"It's a sad state of affairs with the current (crime) situation," said Graham. "Our law enforcement (agencies) are doing a great job. These are fees we're required to to provide."
"That's a huge amount for indigent attorney fees," said Maple, adding the county needs to investigate the possibility of establishing a public defender's office.
"I agree," said Graham. "We did talk to the judges about this, and they were OK with that."
Commissioners OK'd taking funds from the county's workers' compensation fund to pay the overruns for the indigent fees.
"Thank God for the workers' compensation fund," said Graham.
Maple noted it is ironic the county had gotten the county's workers' compensation costs lowered only to see the indigent fund rise so quickly.
- Commissioners discussed sewage rates for 160 residents of George's Run after receiving a letter from Shannon Gosbin, county sanitary engineer, in which she said residents of the area were promised a lower sewage rate than the county rate, "as long as a project assessment fee was on their property taxes," she wrote, adding the debt payment for the project ends this month.
Gosbin asked commissioners to charge customers there the same basic sewage rate the Jefferson County Water and Sewage District charges all customers - a base rate of $44.75 and $7.40 per 1,000 gallons for over usage.
The residents currently are paying a base rate of $21.75 and $2 per 1,000 gallons for over usage.
Commissioners were puzzled how such an agreement was reached and when. Gosbin said she was unsure.
Commissioners noted that would be a doubling of sewage bills, but the residents should be paying the same rate as other county sewage customers. Graham suggested a letter be sent to residents affected, while Maple asked residents be given more time to be informed of any possible increase until after January.

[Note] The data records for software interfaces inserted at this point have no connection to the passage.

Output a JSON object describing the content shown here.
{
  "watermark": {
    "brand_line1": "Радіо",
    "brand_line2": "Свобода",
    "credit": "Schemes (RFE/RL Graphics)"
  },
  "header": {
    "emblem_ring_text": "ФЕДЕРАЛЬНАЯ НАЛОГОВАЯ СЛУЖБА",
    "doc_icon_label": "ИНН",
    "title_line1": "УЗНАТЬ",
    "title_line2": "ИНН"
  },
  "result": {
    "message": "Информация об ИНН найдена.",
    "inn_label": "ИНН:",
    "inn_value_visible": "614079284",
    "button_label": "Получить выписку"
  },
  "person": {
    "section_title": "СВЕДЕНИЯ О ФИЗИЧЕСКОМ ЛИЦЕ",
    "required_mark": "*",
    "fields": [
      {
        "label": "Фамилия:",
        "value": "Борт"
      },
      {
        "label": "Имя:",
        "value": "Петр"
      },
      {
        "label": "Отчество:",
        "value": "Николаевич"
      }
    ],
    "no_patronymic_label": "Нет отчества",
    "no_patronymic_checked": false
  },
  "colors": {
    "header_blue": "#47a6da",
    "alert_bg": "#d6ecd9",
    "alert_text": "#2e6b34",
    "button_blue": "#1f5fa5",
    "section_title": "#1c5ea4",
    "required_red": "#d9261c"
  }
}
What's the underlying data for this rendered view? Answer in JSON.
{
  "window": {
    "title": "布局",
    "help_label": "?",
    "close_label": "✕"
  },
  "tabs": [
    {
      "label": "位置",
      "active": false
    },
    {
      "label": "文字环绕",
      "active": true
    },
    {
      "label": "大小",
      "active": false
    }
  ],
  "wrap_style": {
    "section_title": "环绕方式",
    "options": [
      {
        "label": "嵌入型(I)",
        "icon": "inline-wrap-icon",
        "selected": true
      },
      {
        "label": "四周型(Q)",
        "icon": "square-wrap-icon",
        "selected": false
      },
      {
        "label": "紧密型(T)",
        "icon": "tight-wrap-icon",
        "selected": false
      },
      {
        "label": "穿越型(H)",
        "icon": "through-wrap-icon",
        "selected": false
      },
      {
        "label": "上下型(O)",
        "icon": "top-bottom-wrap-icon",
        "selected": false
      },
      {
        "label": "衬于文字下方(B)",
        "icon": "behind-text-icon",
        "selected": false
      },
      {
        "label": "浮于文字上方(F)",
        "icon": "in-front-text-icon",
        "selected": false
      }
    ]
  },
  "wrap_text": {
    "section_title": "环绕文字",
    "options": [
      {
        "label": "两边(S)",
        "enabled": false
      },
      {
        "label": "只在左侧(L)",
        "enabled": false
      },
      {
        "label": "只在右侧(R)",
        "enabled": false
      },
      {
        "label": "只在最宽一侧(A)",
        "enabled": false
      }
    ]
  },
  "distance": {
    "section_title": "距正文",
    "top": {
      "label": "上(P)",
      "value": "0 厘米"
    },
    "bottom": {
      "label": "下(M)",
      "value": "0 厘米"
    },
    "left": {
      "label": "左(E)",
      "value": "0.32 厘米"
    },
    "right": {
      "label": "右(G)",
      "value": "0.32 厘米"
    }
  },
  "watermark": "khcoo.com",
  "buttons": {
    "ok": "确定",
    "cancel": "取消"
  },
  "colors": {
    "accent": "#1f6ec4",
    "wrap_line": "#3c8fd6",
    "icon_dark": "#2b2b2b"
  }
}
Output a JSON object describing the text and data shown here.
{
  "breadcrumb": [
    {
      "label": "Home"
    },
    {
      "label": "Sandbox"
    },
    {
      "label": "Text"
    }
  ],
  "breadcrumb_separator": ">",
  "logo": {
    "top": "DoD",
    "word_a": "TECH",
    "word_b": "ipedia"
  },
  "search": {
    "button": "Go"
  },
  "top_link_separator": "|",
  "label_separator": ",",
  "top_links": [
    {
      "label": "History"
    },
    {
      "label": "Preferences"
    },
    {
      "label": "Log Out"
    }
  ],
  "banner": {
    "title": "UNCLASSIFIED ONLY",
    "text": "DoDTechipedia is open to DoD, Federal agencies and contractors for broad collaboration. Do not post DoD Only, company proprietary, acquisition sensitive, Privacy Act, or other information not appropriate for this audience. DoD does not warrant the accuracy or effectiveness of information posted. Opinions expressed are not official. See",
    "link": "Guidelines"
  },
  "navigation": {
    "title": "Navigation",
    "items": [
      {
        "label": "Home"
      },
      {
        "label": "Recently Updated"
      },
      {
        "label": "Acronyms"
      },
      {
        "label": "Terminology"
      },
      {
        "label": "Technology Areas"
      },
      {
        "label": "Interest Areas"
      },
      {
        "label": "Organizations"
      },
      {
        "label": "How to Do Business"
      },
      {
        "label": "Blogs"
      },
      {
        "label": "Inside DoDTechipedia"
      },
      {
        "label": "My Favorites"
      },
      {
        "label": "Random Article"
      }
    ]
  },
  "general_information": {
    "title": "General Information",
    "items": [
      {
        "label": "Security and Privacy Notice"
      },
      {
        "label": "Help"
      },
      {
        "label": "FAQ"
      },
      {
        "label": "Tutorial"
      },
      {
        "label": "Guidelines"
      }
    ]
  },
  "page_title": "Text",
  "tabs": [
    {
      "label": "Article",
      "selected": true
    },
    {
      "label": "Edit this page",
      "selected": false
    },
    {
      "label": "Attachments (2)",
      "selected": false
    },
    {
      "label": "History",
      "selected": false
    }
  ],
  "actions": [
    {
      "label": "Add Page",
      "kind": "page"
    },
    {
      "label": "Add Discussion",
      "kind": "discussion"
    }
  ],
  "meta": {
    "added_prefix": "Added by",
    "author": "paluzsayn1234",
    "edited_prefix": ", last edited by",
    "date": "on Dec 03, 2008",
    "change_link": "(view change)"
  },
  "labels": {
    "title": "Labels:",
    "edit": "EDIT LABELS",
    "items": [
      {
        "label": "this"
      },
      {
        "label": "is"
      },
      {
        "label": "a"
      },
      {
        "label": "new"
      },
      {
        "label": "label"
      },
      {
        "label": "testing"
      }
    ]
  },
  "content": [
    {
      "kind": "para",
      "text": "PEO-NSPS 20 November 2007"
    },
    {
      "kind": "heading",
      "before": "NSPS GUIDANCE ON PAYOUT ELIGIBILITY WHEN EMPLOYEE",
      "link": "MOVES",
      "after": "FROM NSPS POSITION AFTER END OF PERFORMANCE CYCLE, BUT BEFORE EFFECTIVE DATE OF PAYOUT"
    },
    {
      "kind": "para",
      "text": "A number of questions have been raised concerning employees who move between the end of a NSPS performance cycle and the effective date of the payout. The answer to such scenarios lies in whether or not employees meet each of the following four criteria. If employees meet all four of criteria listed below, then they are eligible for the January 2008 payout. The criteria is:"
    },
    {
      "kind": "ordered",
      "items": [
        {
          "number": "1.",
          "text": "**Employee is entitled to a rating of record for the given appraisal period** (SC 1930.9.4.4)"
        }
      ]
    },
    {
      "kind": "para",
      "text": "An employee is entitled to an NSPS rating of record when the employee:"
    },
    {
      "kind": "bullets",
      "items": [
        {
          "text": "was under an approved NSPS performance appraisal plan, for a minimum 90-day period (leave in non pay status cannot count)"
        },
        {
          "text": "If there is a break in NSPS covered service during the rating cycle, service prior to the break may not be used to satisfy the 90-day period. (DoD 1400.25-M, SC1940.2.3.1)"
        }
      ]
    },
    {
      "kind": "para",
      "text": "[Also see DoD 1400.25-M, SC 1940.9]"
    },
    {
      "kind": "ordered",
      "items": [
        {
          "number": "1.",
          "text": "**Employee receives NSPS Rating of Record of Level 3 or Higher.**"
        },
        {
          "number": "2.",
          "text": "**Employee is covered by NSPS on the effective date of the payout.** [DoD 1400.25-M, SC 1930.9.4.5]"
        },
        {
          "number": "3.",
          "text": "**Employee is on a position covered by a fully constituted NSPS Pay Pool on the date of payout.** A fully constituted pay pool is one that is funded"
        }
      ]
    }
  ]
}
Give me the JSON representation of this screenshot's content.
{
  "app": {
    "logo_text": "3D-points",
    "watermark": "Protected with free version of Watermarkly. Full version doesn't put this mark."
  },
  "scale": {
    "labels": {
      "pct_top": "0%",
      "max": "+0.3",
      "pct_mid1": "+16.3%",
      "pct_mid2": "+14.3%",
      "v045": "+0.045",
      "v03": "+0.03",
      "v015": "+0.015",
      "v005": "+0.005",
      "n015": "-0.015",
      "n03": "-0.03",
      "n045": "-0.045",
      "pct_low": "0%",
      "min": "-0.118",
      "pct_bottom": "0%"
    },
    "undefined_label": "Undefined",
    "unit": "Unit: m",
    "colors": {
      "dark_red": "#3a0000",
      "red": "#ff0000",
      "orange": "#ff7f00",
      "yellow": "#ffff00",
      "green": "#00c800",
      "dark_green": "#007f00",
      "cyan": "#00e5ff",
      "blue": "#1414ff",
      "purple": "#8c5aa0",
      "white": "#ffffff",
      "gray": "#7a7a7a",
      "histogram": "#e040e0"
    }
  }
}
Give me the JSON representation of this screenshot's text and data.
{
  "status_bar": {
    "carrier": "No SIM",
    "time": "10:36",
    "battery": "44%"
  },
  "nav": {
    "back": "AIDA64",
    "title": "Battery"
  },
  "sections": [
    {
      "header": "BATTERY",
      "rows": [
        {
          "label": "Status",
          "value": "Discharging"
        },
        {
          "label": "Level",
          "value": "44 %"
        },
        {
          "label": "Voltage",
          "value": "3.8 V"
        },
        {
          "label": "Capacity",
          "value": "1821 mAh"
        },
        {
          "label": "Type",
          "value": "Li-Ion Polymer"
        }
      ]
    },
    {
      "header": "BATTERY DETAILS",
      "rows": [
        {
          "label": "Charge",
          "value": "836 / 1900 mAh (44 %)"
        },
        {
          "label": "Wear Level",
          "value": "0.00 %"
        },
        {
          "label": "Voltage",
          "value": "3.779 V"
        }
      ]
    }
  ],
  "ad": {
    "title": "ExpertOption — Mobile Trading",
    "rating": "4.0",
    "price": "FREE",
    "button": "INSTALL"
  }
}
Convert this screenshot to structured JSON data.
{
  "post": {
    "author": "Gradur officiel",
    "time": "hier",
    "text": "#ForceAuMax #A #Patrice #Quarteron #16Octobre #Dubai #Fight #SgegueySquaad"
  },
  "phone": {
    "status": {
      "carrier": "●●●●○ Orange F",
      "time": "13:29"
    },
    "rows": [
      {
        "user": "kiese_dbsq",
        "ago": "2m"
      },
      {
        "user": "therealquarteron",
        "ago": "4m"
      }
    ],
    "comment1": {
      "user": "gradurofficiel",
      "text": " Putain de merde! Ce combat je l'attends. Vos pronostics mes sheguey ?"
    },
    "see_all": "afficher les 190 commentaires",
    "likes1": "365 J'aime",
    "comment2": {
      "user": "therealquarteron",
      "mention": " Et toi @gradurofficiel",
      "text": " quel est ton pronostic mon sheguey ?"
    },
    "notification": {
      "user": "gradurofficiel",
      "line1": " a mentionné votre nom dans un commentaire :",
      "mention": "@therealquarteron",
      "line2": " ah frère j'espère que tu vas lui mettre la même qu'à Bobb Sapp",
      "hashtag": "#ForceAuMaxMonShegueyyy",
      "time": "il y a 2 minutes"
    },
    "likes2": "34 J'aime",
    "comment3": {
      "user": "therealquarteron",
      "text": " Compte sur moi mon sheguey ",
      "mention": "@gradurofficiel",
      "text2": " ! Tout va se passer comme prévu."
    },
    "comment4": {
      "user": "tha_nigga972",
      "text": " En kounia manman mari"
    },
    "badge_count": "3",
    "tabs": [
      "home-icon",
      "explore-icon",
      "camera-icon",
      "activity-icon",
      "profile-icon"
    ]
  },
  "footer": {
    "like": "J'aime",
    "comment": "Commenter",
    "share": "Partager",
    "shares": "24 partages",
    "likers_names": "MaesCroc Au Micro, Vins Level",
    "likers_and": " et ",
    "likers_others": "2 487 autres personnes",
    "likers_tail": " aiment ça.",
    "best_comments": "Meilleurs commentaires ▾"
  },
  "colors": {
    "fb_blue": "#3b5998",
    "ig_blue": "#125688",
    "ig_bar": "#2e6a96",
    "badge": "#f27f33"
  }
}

- During the previous commissioners' meeting, commissioners were asked to renew a water contract with Hopedale. However, commissioners declined until receiving a recommendation from Gosbin on any contract details.
During Thursday's meeting, Gosbin told commissioners the village is paying a $3 per 1,000 gallons used, or the county bulk rate at the time of the contract reached in 2003. Gosbin said the county couldn't increase rates to the village until January 2015, along with notification of any increase by Oct. 31, 2014. She also recommended commissioners meet with Hopedale officials on the matter. Commissioners agreed to do so.
- Commissioners also received a letter from James McDonald, president of the Brilliant Water and Sewer District notifying the Jefferson County Water and Sewer District it intended to raise rates charged to the county from $2.13 per 1,000 gallons to $2.77 per 1,000 gallons effective during the March billing cycle.
Commissioners were critical of the rate increase.
"I think it's really poor timing to get their increase," said Gentile, noting the county recently invested substantial funds in the southern portion of the county's water delivery infrastructure. "This is an immediate 30 percent increase."
Commissioners indicated they wanted to discuss the matter with Brilliant officials regarding the pending increase.
"We still have the ability to purchase water from Tiltonsville," said Gentile.
- Det. Jason Hanlon of the Jefferson County Drug Task Force informed commissioners the task force will be applying for grant funds from the Ohio Drug Law Enforcement to help pay for operations in 2014. Hanlon asked commissioners to serve as the sub-grantee should the agency be granted funding. The task force received $13,000 last year as part of a 25 percent matching grant. Commissioners agreed to the request.
- Maple appointed Brandon Andresen to the community at large position with the Brooke-Hancock-Jefferson Metropolitan Planning Commission.
- Commissioners, township trustees and nearby citizens held an open discussion on the possible vacating of Warren Township Road 107 before commissioners decided to table the request to seek further information.
- It was announced the Jefferson County courthouse will be open until noon Tuesday and closed Wednesday. There will be no commissioners' meeting next week.